## Brief
How many lines of these entries include the string "rarity"? State the number alone.

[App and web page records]
###
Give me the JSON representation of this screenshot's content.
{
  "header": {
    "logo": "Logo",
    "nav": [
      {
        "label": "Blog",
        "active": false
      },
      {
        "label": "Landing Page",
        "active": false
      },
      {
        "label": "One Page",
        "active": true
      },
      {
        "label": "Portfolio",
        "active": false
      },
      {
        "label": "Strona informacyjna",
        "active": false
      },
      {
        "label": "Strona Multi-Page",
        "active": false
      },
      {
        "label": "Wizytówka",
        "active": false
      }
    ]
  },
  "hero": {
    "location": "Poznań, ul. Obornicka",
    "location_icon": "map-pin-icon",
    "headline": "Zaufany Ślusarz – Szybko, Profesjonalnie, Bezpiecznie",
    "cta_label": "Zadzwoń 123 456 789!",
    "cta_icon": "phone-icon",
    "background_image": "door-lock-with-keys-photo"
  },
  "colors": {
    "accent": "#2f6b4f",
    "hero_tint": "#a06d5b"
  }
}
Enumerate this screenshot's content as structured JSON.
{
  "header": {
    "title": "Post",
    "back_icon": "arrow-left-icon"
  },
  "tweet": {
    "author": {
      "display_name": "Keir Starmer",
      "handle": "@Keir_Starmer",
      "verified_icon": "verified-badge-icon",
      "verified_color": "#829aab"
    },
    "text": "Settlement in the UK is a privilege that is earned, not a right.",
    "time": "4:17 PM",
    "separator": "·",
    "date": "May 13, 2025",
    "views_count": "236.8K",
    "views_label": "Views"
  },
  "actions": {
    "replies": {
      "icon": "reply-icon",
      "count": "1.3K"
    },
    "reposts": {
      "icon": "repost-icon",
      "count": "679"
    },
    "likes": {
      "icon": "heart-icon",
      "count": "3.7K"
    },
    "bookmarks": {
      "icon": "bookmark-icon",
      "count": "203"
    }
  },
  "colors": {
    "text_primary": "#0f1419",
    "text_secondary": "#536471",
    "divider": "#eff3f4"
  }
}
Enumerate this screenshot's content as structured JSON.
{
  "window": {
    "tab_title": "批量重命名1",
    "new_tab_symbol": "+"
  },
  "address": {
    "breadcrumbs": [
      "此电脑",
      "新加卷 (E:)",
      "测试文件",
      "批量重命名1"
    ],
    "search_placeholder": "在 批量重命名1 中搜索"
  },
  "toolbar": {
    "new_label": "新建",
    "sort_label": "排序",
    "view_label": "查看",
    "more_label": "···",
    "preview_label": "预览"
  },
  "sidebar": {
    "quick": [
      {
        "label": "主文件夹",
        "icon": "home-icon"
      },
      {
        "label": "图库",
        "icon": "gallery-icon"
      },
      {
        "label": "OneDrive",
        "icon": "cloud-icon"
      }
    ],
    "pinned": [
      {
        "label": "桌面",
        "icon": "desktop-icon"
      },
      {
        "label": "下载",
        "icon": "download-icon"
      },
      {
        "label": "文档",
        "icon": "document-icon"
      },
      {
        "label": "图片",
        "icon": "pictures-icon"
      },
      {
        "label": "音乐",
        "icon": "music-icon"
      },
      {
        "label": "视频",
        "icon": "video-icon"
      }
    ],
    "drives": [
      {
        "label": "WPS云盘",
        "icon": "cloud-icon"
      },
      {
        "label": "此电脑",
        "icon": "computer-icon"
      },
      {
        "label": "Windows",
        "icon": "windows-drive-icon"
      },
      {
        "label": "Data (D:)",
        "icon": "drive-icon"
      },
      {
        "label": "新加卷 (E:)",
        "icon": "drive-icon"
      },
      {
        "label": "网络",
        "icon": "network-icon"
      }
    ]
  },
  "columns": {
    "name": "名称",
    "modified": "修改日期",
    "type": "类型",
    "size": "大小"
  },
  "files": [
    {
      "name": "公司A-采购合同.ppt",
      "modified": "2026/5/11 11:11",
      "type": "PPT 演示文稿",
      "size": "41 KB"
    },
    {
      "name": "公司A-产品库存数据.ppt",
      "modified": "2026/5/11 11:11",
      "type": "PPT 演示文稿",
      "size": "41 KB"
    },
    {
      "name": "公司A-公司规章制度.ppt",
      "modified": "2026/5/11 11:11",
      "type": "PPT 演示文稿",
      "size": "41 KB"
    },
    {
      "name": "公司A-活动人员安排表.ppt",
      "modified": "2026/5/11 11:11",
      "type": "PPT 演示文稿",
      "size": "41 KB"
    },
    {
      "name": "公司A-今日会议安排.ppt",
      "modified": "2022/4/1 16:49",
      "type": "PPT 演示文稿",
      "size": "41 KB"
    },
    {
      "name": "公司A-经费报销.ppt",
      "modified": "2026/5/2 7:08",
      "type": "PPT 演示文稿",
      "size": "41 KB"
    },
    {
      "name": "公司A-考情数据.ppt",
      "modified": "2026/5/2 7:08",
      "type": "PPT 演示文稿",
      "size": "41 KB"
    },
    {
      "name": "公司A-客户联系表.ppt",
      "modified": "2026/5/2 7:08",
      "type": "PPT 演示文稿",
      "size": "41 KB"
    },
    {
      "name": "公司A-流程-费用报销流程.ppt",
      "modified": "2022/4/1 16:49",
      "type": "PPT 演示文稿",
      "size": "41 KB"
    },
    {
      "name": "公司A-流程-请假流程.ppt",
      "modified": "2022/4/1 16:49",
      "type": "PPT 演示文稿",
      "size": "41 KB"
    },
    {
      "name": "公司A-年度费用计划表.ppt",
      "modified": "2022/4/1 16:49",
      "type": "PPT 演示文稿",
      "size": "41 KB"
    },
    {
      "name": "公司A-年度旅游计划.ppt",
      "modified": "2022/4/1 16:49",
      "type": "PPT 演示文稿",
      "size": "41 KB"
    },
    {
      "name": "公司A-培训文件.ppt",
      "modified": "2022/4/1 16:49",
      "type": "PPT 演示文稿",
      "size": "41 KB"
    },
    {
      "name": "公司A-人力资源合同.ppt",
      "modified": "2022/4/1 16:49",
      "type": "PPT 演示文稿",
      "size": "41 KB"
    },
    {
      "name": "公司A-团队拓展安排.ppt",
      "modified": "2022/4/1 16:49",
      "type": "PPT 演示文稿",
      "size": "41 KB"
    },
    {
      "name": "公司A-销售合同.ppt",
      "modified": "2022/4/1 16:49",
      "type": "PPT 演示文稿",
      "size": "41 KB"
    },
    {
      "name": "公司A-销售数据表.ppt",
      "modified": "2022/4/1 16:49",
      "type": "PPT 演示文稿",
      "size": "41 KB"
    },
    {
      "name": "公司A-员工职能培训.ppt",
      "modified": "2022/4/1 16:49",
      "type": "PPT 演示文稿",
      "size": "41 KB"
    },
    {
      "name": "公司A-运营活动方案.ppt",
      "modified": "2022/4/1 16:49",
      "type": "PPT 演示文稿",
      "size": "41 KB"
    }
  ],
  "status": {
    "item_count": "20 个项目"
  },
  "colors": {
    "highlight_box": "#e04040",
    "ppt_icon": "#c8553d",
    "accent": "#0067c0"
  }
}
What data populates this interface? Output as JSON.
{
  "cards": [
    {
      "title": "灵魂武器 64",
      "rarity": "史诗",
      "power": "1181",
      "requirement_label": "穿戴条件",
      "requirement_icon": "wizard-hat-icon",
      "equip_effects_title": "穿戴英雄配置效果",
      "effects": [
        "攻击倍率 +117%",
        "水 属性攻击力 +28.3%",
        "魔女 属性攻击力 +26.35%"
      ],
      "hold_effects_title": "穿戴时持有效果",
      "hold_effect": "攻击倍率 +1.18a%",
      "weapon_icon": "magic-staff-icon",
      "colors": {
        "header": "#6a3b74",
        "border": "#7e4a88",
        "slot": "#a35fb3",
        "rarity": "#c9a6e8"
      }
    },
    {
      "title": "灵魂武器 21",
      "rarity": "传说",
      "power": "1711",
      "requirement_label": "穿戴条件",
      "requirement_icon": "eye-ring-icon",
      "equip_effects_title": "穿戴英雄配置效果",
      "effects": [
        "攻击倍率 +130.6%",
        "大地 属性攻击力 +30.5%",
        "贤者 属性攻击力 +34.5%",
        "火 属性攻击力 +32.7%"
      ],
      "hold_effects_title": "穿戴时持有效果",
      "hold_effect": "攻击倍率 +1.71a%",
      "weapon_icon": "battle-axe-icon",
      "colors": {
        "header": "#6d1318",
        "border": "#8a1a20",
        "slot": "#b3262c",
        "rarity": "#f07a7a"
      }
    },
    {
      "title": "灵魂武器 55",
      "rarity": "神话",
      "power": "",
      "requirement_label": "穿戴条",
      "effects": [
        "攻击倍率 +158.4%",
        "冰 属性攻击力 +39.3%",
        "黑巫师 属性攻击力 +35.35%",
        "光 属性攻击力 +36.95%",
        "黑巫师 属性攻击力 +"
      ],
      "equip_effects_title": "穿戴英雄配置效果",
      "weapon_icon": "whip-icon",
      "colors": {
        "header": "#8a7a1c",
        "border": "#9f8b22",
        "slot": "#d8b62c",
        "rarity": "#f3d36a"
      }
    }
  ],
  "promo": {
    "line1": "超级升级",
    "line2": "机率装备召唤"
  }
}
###
## Response for this exercise
6